___ Task inputs ___

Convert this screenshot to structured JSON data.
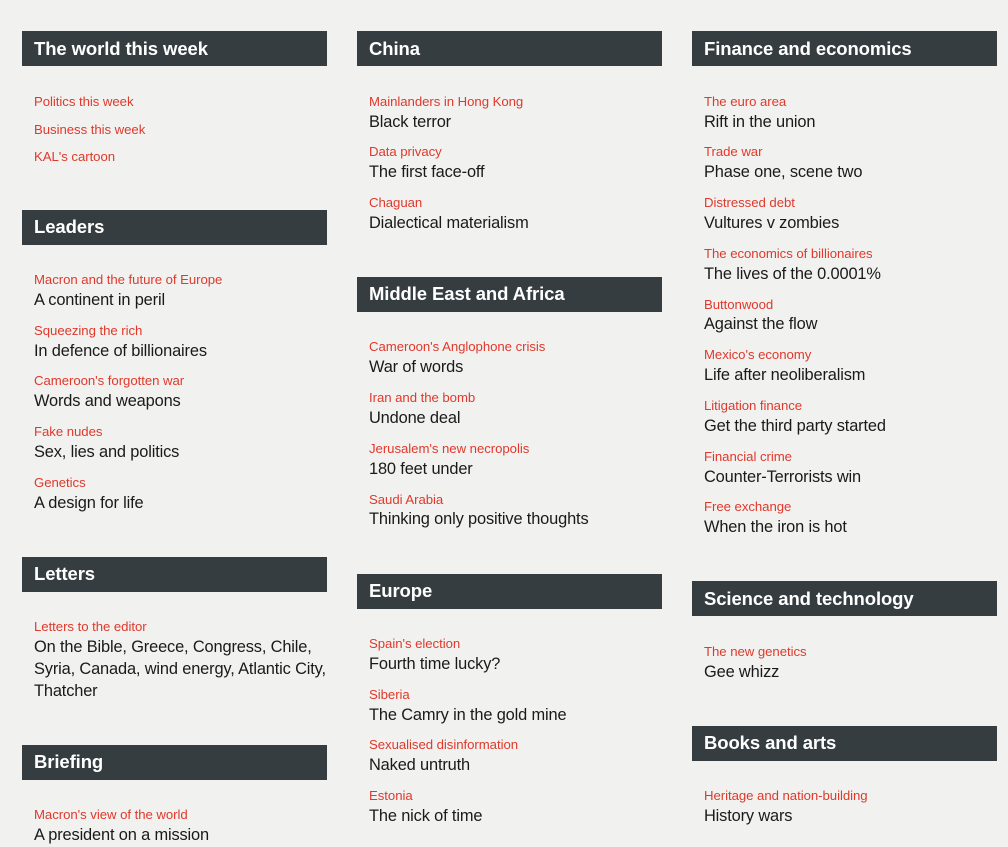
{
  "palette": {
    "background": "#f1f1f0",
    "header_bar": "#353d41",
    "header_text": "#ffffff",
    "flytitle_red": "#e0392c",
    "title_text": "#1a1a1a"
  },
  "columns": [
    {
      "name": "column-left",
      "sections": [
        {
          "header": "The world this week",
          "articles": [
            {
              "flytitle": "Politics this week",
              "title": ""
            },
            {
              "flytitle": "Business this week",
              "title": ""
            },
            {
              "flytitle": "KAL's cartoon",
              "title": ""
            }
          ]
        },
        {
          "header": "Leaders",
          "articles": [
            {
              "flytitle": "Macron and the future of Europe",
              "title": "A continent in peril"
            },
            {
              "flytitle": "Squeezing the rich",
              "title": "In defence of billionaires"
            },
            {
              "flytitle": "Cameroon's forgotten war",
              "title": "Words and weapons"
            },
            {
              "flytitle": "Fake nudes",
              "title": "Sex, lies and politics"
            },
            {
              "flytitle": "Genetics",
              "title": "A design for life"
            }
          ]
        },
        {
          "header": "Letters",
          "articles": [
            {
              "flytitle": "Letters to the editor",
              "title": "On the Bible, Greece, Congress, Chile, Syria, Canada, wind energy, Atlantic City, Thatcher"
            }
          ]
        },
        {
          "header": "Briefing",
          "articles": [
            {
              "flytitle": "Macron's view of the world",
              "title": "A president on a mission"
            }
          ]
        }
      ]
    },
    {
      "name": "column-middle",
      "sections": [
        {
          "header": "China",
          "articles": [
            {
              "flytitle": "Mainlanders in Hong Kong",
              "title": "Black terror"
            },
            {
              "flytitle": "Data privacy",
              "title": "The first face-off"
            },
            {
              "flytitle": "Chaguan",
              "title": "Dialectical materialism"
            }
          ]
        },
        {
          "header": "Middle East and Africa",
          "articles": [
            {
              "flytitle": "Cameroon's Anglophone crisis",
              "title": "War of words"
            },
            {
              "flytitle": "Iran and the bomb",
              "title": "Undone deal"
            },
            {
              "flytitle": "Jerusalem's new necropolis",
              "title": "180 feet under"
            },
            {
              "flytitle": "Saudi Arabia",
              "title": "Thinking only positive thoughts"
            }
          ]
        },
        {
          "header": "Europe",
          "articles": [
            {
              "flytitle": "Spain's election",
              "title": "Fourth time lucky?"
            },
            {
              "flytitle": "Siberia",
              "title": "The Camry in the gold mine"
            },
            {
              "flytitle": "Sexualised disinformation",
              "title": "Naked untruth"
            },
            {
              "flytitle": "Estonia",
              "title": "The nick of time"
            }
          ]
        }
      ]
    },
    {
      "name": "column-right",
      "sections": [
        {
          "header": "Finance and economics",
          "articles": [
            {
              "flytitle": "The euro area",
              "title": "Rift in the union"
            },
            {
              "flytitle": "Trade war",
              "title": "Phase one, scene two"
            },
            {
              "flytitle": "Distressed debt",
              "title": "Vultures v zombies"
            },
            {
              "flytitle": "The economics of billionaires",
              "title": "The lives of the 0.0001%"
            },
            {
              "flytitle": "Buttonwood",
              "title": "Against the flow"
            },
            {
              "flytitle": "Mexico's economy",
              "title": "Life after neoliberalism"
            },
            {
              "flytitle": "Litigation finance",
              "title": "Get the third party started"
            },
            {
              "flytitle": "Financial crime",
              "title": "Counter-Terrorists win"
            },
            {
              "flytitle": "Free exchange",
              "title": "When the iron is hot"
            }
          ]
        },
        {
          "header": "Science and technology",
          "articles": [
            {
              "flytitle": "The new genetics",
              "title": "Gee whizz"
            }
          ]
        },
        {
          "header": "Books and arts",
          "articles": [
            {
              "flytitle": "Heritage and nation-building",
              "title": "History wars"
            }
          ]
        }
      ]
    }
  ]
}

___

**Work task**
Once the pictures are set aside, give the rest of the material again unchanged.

**Completed task**
Convert this screenshot to structured JSON data.
{
  "palette": {
    "background": "#f1f1f0",
    "header_bar": "#353d41",
    "header_text": "#ffffff",
    "flytitle_red": "#e0392c",
    "title_text": "#1a1a1a"
  },
  "columns": [
    {
      "name": "column-left",
      "sections": [
        {
          "header": "The world this week",
          "articles": [
            {
              "flytitle": "Politics this week",
              "title": ""
            },
            {
              "flytitle": "Business this week",
              "title": ""
            },
            {
              "flytitle": "KAL's cartoon",
              "title": ""
            }
          ]
        },
        {
          "header": "Leaders",
          "articles": [
            {
              "flytitle": "Macron and the future of Europe",
              "title": "A continent in peril"
            },
            {
              "flytitle": "Squeezing the rich",
              "title": "In defence of billionaires"
            },
            {
              "flytitle": "Cameroon's forgotten war",
              "title": "Words and weapons"
            },
            {
              "flytitle": "Fake nudes",
              "title": "Sex, lies and politics"
            },
            {
              "flytitle": "Genetics",
              "title": "A design for life"
            }
          ]
        },
        {
          "header": "Letters",
          "articles": [
            {
              "flytitle": "Letters to the editor",
              "title": "On the Bible, Greece, Congress, Chile, Syria, Canada, wind energy, Atlantic City, Thatcher"
            }
          ]
        },
        {
          "header": "Briefing",
          "articles": [
            {
              "flytitle": "Macron's view of the world",
              "title": "A president on a mission"
            }
          ]
        }
      ]
    },
    {
      "name": "column-middle",
      "sections": [
        {
          "header": "China",
          "articles": [
            {
              "flytitle": "Mainlanders in Hong Kong",
              "title": "Black terror"
            },
            {
              "flytitle": "Data privacy",
              "title": "The first face-off"
            },
            {
              "flytitle": "Chaguan",
              "title": "Dialectical materialism"
            }
          ]
        },
        {
          "header": "Middle East and Africa",
          "articles": [
            {
              "flytitle": "Cameroon's Anglophone crisis",
              "title": "War of words"
            },
            {
              "flytitle": "Iran and the bomb",
              "title": "Undone deal"
            },
            {
              "flytitle": "Jerusalem's new necropolis",
              "title": "180 feet under"
            },
            {
              "flytitle": "Saudi Arabia",
              "title": "Thinking only positive thoughts"
            }
          ]
        },
        {
          "header": "Europe",
          "articles": [
            {
              "flytitle": "Spain's election",
              "title": "Fourth time lucky?"
            },
            {
              "flytitle": "Siberia",
              "title": "The Camry in the gold mine"
            },
            {
              "flytitle": "Sexualised disinformation",
              "title": "Naked untruth"
            },
            {
              "flytitle": "Estonia",
              "title": "The nick of time"
            }
          ]
        }
      ]
    },
    {
      "name": "column-right",
      "sections": [
        {
          "header": "Finance and economics",
          "articles": [
            {
              "flytitle": "The euro area",
              "title": "Rift in the union"
            },
            {
              "flytitle": "Trade war",
              "title": "Phase one, scene two"
            },
            {
              "flytitle": "Distressed debt",
              "title": "Vultures v zombies"
            },
            {
              "flytitle": "The economics of billionaires",
              "title": "The lives of the 0.0001%"
            },
            {
              "flytitle": "Buttonwood",
              "title": "Against the flow"
            },
            {
              "flytitle": "Mexico's economy",
              "title": "Life after neoliberalism"
            },
            {
              "flytitle": "Litigation finance",
              "title": "Get the third party started"
            },
            {
              "flytitle": "Financial crime",
              "title": "Counter-Terrorists win"
            },
            {
              "flytitle": "Free exchange",
              "title": "When the iron is hot"
            }
          ]
        },
        {
          "header": "Science and technology",
          "articles": [
            {
              "flytitle": "The new genetics",
              "title": "Gee whizz"
            }
          ]
        },
        {
          "header": "Books and arts",
          "articles": [
            {
              "flytitle": "Heritage and nation-building",
              "title": "History wars"
            }
          ]
        }
      ]
    }
  ]
}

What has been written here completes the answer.